§ **GIVEN DATA**
# # # # # # #
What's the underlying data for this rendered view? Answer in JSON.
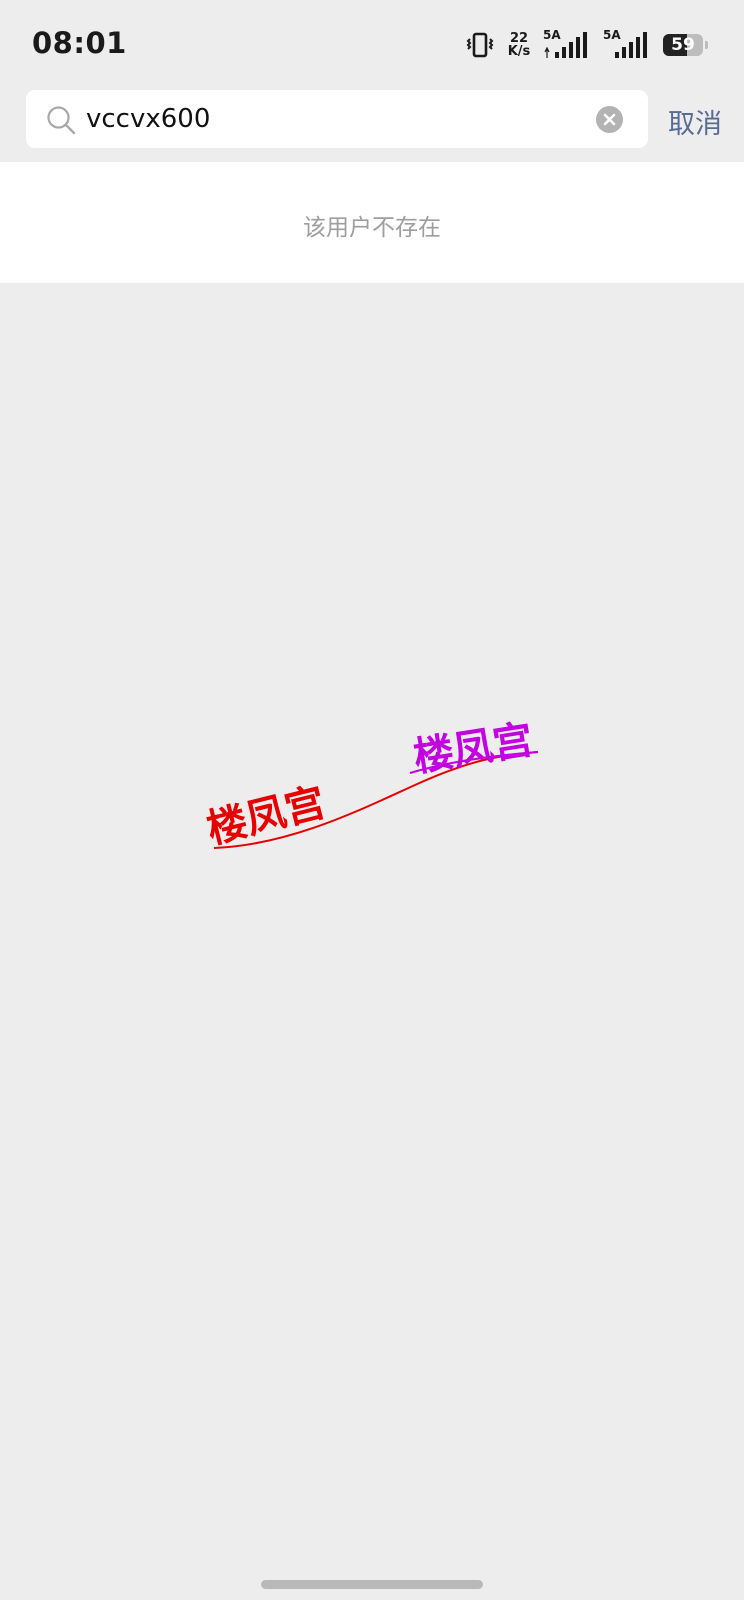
{
  "status_bar": {
    "time": "08:01",
    "net_speed_value": "22",
    "net_speed_unit": "K/s",
    "sim1_label": "5A",
    "sim2_label": "5A",
    "battery_level": "59",
    "battery_fraction": 0.59
  },
  "search": {
    "query": "vccvx600",
    "cancel_label": "取消"
  },
  "result": {
    "message": "该用户不存在"
  },
  "watermark": {
    "text_left": "楼凤宫",
    "text_right": "楼凤宫",
    "color_left": "#e60000",
    "color_right": "#c200e0"
  },
  "colors": {
    "accent_link": "#576b95",
    "background": "#ededed",
    "muted_text": "#9e9e9e"
  }
}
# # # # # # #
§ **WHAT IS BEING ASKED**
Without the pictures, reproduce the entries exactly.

§ **OUTPUT BELOW**
What's the underlying data for this rendered view? Answer in JSON.
{
  "status_bar": {
    "time": "08:01",
    "net_speed_value": "22",
    "net_speed_unit": "K/s",
    "sim1_label": "5A",
    "sim2_label": "5A",
    "battery_level": "59",
    "battery_fraction": 0.59
  },
  "search": {
    "query": "vccvx600",
    "cancel_label": "取消"
  },
  "result": {
    "message": "该用户不存在"
  },
  "watermark": {
    "text_left": "楼凤宫",
    "text_right": "楼凤宫",
    "color_left": "#e60000",
    "color_right": "#c200e0"
  },
  "colors": {
    "accent_link": "#576b95",
    "background": "#ededed",
    "muted_text": "#9e9e9e"
  }
}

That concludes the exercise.